29 May Finding a Toilet When You’re on The Road
Since accidentally blowing up the water tank in my camper van the first day I was on the road, I have been without running water. Which means I’ve been without my toilet. The toilet was a big deal when I was first customizing the van because it seemed an impossible addition in so small a space, but I promised Jill I’d try to put one in. She said she wasn’t going to drive great distances in the vehicle without a toilet. If you’ve ever sought out a toilet — sometimes in depseration — when you’re on the road, you’d probrably agree.
Being without a toilet (even on my 66-city book tour) is no big deal on the freeway — just stop at a gas station. Virtually all freeway gas stations are now super marts. It’s not like you’re obliged to buy gas. I prefer gas station toilets to rest stop toilets because rest stop bathrooms are usually too big, overused, and crowded. If you want something better, and a little more private, you can pull into one of those big box stores, like Home Depot or Walmart.
The real travel dilemma is when you’re in a city and need a toilet. Many city gas stations have no toilet. Even public buildings, like libraries, are hit and miss. Big city library bathrooms are pit-stops for the homeless, which raise some sanitation issues. Once, when driving through Philadelphia, Jill and I could not find a bathroom, so we pulled over in an industrial area, opened both doors on the passenger side and, there, Jill relieved herself.
Usually, you end up going into a restaurant and buying something just so you can use the bathroom. At times like that, you realize what a luxury it is to have a toilet in your van. Here’s my hit list for the best urban toilets:
- Whole Foods: you get your own, well-appointed, single-user bathroom.
- Trader Joe’s: the same
- Marshalls — here, too, you usually get a bathroom to yourself.

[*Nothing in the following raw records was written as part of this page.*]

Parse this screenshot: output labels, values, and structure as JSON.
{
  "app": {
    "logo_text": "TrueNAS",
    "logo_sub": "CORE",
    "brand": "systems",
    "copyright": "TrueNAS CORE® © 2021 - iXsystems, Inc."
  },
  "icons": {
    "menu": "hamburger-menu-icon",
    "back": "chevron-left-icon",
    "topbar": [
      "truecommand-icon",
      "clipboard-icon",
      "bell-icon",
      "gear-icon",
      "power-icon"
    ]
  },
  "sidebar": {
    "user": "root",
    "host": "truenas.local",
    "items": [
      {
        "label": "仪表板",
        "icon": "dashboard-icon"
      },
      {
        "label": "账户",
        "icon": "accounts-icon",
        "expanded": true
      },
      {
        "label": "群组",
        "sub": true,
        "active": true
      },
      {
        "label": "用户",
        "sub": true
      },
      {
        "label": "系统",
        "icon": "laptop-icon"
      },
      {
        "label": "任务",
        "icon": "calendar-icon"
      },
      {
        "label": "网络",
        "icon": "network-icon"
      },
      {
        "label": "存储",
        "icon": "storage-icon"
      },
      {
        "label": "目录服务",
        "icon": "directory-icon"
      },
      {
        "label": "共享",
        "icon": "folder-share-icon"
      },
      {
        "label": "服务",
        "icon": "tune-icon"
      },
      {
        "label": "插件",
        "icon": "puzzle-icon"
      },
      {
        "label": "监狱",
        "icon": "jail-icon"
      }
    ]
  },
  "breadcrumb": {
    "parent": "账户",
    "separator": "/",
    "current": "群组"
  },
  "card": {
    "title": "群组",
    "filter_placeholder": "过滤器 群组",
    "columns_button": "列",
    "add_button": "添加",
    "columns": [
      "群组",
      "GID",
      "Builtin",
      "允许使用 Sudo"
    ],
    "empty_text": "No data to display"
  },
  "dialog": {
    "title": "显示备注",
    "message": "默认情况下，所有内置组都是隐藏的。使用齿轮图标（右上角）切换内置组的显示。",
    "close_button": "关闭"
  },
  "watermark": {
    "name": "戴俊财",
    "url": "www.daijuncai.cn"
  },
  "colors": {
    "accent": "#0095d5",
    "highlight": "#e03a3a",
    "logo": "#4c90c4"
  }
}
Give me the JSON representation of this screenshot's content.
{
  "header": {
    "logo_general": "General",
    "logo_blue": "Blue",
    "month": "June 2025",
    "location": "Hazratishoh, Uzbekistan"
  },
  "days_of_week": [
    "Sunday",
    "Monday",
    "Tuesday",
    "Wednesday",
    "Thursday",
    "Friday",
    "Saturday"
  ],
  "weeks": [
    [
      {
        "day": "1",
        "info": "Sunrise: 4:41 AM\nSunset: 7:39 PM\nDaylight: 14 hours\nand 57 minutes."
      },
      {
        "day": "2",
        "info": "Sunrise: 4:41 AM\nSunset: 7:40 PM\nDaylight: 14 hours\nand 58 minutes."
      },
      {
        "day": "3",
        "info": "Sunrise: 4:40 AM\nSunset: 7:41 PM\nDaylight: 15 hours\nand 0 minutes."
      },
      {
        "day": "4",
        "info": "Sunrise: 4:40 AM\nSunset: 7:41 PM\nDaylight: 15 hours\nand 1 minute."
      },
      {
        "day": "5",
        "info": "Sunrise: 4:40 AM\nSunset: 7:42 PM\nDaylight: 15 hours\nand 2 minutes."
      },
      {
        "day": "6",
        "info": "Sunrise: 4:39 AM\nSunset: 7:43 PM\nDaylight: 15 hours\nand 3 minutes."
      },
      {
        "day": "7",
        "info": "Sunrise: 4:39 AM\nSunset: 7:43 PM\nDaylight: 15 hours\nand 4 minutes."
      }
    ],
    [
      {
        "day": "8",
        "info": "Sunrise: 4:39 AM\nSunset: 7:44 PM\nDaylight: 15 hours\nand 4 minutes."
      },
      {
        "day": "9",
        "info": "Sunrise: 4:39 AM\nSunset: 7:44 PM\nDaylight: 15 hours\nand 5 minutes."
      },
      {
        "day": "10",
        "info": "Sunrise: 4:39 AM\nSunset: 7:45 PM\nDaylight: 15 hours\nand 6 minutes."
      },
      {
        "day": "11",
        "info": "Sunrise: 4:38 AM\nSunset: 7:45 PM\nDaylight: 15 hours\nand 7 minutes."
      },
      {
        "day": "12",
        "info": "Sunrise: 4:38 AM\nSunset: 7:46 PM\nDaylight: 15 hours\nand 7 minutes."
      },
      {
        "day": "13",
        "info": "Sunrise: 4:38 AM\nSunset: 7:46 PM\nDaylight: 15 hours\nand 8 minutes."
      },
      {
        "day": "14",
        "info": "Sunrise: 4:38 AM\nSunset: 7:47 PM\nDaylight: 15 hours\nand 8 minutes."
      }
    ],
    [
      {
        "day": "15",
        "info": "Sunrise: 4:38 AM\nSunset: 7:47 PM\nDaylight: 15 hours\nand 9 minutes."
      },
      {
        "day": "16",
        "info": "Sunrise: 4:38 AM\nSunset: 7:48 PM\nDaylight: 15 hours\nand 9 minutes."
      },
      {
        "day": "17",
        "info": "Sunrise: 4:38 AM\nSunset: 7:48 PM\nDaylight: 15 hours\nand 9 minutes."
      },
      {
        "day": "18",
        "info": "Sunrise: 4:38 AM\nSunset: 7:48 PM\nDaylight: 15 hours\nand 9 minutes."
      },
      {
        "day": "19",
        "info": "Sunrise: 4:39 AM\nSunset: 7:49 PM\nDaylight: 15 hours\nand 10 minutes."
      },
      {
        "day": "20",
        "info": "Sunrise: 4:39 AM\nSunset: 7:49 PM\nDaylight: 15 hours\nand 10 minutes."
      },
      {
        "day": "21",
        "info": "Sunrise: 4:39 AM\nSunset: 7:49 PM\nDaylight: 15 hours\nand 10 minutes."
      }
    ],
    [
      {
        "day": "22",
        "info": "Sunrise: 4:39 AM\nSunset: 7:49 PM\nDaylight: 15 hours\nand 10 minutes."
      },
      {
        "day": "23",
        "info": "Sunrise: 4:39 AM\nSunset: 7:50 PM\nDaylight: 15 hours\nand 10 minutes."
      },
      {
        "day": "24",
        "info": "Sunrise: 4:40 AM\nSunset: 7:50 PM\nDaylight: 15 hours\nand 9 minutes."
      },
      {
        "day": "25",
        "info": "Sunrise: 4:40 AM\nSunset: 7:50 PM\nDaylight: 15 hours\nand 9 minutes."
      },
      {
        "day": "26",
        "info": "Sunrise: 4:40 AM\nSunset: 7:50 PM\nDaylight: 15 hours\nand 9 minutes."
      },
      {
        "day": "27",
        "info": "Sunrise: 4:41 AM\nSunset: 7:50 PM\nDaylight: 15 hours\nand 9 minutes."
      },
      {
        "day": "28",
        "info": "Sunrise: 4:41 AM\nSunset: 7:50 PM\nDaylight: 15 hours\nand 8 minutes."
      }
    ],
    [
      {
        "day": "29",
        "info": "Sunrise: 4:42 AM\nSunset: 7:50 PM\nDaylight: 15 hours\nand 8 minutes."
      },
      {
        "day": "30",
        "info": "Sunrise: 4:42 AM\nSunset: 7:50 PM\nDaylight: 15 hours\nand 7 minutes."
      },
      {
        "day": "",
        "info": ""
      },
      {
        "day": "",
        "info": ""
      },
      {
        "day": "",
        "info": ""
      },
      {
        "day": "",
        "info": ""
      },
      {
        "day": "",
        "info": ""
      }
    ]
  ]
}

Warning: most TJ Maxx stores don’t have them, even though they’re owned by the same company
- Barnes & Noble book stores: easy to see from the road and offers
- Walmart: a desperation stop but again easy to spot, and the bathrooms are right there inside the doors and you could spend all day in one and nobody would know the difference.
Once, in desperation, I dashed into a nice restaurant to use their bathroom (without buying something), but was stopped short by a hostess, an older woman who reminded me of a strict math teacher I’d once suffered in middle school. She asked me if she could help me. I peered behind her, scouting for the bathroom, then told her I was looking for my brother — he was supposed to meet me here, I said, hoping that she’d release me and let me look for him. But she stood her ground. Then she glanced behind herself skeptically and asked, “Do you see him?” At last, in growing agony, I said, “I must have the wrong place.” It was more than awkward, especially since I was about to pee my pants. I could have begged for mercy and asked her permission to use the bathroom, but she looked far from sympathetic.
There was a time when many stores put their bathrooms in out-of-the-way places, like the far back corner of the building. And that’s still the case in stores like Macy’s and virtually anything you’d find in a shopping mall — they don’t make it easy. In fact, shopping malls are the worst, because there’s only one big bathroom in the middle of the mall, usually near the foodcourt, usually a long walk away, and usually poorly maintained.
If you’re of a certain age, you may remember the pay toilet and wonder whatever became of it. They are common in Europe. But so are public urinals — like the pissoirs of Paris, originally a circular iron partitions with grates in the sidewalk for men to pee in. As it turned out, In America the pay toilet became a target of controversy in th 1970s when women protested that pay toilets were discriminatory, since women — unlike men — had no options when it came to peeing. Public urinals in bus stations and elsewhere wre common, but not the toilet. The free toilet, when available, was often unfit for sitting. Not surprisingly, manufacturers of toilets lobbied hard to make public bathrooms more common. And so there are nowadays but, still, not common enough.
Bathrooms should be havens — safe, clean, and quiet. My grandfather used to hide out in the outhouse on his farm in order to get away from his irritating grandchildren. We’d knock on the outhouse door and say, “Grandpa, what are you doing?” He’d say, “Go away, I’m busy.” Actually, he was busy drinking schnapps in there.
Here’s a place you might never have thought of stopping at for relief: automobile dealers. They have great toilets. No, you don’t have to pretend you want to buy a car. All you have to do is say, “Parts?”Then you’re free to use the bathroom on your way to the parts department, which is always separate from sales and farther back in the building. I did this once at a Mercedes dealership and, man, did they have a good toilet.